First, no, your new spouse's income does not get considered for purposes of child support, except to increase your tax bracket and decrease child support you would pay or increase child support she pays you. However, it can be considered in the spousal support calculations, as it affects your overall net available income for spousal support purposes. Review family code 4320 which provides the guide of what the court considers in making a spousal support order.
Also, if your income has significantly changed since the original order went into effect, you should move to modify spousal support at the same time you modify child support.
As to the calculations, you don't include spousal support you are paying her if you are going to recalculate both child and spousal. If you are not going to recalculate spousal and only child support, then yes you include it, because it is taxable income to her!
If you are going to recalculate both c/s and s/s then do not put in the amount you pay her because that is going to be recalculated when you input the rest of the numbers.Ask a similar question
Family Code 4057.5 states you cannot use the income of a spouse or significant other in the calculation of child support.
Concerning the issue of spousal support. You would not include spousal support in the calculation of child support. You would not get a deduction for spousal support paid unless it is for another relationship. The spousal support payment received would also not be counted as income unless it was received from another party. [Family Code 4058 (1)]

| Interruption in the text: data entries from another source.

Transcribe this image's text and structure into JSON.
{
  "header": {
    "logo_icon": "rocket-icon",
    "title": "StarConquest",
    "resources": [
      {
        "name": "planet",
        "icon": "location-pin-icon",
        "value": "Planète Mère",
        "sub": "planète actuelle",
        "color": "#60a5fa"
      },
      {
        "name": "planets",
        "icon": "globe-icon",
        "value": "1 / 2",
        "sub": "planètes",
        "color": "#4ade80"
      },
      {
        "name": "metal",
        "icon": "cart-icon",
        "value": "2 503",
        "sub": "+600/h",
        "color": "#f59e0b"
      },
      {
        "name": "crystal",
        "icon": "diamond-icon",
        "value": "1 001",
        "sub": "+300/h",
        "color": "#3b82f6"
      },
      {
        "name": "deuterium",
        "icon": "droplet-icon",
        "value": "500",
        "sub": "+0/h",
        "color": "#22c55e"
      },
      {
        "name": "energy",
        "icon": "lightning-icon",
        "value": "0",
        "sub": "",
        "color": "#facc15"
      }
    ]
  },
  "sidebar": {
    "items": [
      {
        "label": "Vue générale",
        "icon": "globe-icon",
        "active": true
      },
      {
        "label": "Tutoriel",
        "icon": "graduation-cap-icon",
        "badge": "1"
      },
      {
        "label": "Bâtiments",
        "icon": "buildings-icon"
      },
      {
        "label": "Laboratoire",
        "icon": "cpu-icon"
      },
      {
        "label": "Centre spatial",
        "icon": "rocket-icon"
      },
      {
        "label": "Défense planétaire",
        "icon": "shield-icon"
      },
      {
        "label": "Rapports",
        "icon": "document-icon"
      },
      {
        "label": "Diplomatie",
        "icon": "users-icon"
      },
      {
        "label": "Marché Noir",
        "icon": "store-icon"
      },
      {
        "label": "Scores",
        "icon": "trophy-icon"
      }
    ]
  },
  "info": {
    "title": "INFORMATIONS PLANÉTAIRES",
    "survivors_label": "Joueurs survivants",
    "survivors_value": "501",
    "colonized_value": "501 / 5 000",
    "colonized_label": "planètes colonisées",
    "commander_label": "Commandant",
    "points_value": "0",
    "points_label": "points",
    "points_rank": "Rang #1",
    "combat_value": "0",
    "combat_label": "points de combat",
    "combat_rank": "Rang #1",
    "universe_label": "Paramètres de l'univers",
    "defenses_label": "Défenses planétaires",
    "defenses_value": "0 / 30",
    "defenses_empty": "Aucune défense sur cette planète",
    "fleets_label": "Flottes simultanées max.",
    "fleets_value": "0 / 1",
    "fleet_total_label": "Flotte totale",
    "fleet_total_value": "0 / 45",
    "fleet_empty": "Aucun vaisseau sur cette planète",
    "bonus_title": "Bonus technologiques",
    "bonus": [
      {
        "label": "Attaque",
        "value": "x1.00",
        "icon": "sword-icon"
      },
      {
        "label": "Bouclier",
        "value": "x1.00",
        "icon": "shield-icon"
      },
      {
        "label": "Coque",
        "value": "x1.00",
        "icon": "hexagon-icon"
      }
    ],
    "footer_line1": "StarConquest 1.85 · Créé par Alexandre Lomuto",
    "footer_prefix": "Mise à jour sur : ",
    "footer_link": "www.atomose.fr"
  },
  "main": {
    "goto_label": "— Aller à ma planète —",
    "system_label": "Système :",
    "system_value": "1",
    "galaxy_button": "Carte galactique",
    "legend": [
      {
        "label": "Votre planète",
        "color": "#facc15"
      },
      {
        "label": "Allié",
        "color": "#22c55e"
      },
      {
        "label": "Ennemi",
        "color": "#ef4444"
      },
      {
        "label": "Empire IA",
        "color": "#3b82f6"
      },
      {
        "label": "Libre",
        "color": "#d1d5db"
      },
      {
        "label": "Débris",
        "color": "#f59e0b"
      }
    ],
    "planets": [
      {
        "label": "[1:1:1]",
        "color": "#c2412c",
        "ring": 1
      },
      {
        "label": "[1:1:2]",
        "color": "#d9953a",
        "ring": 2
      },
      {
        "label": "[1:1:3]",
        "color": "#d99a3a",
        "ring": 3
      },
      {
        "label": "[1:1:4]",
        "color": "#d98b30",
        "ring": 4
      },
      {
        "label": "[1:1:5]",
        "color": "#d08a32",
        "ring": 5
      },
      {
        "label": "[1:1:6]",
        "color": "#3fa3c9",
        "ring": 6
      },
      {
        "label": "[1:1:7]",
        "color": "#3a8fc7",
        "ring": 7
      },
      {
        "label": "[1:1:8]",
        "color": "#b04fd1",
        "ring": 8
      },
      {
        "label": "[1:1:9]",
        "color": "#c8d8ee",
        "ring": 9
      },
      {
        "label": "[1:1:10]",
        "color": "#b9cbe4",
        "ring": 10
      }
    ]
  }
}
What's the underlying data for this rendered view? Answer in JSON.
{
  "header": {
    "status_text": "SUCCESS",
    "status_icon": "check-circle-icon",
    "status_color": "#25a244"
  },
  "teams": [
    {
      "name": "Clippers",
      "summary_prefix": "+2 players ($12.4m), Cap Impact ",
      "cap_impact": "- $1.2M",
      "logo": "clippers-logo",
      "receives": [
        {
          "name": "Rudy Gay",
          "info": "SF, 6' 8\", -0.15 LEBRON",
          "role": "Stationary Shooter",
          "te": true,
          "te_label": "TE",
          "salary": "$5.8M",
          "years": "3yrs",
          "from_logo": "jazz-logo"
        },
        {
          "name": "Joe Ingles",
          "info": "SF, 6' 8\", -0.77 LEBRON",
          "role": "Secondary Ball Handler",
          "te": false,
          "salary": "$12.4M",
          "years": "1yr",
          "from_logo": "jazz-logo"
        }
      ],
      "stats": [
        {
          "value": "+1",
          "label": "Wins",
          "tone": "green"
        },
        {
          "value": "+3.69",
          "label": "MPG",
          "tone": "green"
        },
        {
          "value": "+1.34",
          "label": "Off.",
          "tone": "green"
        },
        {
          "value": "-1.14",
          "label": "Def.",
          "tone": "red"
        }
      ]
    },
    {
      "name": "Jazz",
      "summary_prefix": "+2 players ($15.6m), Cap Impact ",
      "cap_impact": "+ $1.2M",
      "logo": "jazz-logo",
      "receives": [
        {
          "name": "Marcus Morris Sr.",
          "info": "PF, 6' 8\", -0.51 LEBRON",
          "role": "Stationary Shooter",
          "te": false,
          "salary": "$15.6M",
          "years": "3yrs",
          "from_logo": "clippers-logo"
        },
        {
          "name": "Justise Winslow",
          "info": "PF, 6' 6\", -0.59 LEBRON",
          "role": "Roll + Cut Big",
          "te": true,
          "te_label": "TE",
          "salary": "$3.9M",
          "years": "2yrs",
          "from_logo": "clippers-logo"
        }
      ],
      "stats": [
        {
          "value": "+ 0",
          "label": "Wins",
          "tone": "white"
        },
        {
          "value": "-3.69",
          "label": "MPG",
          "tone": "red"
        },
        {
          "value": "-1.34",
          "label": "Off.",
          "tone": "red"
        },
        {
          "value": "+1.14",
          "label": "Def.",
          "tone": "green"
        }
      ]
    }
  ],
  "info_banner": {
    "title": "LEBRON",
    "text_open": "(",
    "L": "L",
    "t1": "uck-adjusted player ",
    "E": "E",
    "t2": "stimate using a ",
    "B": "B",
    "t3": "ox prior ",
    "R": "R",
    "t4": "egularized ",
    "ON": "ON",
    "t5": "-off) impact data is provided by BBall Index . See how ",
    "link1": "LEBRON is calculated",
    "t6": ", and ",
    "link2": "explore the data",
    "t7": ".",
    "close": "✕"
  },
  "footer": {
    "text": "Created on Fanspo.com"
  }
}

It appears that the two of you are the only parties so you would not deduct and she would not add any spousal support in your calculations.Ask a similar question